• Task requirements
Which of the lines below hold "description"? Please return each one.
◇ ◇ ◇
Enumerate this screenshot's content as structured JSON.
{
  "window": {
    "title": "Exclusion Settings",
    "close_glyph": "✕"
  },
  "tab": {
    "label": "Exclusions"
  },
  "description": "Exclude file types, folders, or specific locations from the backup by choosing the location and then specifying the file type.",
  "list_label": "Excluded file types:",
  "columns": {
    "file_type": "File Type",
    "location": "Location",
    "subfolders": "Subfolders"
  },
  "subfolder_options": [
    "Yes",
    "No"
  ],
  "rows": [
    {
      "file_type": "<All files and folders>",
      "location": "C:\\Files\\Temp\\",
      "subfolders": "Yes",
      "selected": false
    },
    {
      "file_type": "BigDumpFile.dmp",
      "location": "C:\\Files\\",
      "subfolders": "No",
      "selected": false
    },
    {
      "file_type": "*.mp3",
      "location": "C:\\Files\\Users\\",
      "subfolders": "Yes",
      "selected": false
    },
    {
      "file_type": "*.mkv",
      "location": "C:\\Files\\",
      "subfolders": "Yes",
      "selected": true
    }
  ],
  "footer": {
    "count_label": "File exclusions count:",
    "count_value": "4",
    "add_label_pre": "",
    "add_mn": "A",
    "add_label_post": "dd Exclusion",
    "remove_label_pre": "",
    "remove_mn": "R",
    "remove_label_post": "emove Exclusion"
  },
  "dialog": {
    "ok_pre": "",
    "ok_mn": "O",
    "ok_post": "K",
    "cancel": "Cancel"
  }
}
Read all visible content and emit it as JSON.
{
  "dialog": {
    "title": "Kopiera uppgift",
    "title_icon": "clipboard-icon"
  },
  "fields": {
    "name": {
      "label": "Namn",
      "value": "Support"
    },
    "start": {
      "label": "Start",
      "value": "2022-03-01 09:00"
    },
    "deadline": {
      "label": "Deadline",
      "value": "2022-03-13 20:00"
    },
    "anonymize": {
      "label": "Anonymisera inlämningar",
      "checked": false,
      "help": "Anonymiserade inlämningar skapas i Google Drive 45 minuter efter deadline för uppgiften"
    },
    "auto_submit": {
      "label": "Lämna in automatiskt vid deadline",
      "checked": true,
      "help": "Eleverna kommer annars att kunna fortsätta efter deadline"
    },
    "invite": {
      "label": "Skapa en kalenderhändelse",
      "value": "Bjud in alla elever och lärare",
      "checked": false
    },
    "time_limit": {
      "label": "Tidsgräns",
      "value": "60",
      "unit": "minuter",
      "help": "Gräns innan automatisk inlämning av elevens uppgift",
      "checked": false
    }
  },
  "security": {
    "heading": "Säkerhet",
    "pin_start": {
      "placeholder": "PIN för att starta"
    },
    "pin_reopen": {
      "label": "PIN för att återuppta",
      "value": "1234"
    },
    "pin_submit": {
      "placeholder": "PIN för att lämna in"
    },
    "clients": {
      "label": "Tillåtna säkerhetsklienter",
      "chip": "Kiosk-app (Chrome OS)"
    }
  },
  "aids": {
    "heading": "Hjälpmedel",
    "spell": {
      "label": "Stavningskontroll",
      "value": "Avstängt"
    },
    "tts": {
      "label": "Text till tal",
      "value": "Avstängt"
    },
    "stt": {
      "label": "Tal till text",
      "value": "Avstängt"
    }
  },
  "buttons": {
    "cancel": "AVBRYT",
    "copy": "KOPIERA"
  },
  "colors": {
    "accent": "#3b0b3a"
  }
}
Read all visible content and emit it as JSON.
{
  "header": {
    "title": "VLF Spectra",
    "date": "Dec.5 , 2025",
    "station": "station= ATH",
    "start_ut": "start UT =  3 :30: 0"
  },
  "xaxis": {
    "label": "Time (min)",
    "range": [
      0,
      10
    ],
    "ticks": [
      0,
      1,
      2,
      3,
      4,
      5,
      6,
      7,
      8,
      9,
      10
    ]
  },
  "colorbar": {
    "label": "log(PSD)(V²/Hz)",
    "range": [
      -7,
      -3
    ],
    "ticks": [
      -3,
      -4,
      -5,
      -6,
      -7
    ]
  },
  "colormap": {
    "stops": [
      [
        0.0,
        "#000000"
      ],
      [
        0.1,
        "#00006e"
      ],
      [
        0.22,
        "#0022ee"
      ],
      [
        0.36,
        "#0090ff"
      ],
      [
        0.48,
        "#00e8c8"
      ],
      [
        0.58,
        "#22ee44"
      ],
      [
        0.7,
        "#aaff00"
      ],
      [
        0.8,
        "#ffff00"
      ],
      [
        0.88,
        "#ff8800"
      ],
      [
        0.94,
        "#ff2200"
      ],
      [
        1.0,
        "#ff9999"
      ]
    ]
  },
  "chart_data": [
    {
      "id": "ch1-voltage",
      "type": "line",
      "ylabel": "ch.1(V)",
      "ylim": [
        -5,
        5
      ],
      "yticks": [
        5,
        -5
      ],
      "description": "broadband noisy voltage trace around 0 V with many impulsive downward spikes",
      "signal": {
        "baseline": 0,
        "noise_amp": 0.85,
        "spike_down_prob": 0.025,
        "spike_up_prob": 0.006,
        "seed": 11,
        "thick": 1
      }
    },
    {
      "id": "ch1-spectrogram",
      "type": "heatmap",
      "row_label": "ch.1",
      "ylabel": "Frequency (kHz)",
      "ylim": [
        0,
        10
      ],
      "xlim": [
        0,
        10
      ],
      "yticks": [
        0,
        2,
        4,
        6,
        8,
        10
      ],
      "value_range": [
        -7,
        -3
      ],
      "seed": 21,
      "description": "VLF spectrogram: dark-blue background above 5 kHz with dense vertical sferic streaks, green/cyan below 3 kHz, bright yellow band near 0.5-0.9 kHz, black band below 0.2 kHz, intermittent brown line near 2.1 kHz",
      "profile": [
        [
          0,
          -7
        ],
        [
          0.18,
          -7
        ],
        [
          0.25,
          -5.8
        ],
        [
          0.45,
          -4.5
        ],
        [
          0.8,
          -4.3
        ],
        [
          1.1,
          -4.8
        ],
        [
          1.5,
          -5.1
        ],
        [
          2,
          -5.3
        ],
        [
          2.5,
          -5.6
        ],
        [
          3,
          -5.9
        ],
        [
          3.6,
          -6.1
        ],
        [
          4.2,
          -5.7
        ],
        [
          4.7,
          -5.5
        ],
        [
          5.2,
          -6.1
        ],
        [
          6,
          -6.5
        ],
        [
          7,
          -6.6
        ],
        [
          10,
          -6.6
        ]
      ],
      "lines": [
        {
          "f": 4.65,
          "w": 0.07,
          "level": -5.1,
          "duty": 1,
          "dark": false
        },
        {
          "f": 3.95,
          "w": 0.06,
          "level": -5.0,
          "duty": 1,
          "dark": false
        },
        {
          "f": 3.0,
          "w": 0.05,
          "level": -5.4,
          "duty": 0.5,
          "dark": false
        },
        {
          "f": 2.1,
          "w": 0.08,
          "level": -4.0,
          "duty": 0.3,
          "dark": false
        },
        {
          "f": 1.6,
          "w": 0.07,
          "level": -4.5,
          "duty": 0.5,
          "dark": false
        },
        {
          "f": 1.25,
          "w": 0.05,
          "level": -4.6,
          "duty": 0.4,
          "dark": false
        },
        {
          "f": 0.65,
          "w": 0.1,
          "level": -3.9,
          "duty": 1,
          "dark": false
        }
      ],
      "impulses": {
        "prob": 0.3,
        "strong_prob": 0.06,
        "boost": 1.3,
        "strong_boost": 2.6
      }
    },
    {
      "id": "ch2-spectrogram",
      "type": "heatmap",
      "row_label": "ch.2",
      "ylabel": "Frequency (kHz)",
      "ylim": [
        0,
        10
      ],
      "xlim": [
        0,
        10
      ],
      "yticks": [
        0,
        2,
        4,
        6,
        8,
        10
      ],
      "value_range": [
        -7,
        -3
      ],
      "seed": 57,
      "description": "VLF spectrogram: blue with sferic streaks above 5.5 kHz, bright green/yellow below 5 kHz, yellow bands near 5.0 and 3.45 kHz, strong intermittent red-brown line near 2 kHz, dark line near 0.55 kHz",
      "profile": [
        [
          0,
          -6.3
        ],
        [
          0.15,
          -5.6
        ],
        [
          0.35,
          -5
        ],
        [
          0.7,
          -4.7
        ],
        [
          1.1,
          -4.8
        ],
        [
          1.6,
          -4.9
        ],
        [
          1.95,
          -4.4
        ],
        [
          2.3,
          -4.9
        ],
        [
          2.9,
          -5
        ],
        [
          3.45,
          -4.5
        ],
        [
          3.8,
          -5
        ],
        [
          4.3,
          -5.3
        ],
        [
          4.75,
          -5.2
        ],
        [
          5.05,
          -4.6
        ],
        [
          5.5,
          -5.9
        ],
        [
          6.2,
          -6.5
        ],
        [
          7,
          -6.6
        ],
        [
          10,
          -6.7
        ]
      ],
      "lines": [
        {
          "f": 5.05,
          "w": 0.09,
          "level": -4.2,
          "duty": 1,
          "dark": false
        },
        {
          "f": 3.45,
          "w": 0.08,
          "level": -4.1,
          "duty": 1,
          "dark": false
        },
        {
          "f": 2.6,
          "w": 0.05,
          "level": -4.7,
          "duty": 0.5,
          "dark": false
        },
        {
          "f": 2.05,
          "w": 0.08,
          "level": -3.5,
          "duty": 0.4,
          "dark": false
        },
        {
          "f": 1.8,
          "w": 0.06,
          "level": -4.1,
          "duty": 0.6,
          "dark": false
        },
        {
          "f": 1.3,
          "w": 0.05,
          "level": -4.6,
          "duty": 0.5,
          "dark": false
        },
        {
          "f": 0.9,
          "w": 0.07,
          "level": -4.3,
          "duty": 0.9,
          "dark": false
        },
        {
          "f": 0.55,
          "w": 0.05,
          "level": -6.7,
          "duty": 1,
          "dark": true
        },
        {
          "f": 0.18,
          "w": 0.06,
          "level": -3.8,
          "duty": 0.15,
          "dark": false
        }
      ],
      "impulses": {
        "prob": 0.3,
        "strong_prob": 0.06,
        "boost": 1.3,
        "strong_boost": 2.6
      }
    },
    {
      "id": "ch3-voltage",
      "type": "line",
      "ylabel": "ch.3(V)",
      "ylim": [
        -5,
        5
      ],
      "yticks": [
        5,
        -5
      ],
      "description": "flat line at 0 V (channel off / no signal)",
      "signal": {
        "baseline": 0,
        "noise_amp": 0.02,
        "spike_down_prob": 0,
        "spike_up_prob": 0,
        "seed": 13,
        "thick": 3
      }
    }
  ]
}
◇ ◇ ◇
• Reply
  "description": "Exclude file types, folders, or specific locations from the backup by choosing the location and then specifying the file type.",
      "description": "broadband noisy voltage trace around 0 V with many impulsive downward spikes",
      "description": "VLF spectrogram: dark-blue background above 5 kHz with dense vertical sferic streaks, green/cyan below 3 kHz, bright yellow band near 0.5-0.9 kHz, black band below 0.2 kHz, intermittent brown line near 2.1 kHz",
      "description": "VLF spectrogram: blue with sferic streaks above 5.5 kHz, bright green/yellow below 5 kHz, yellow bands near 5.0 and 3.45 kHz, strong intermittent red-brown line near 2 kHz, dark line near 0.55 kHz",
      "description": "flat line at 0 V (channel off / no signal)",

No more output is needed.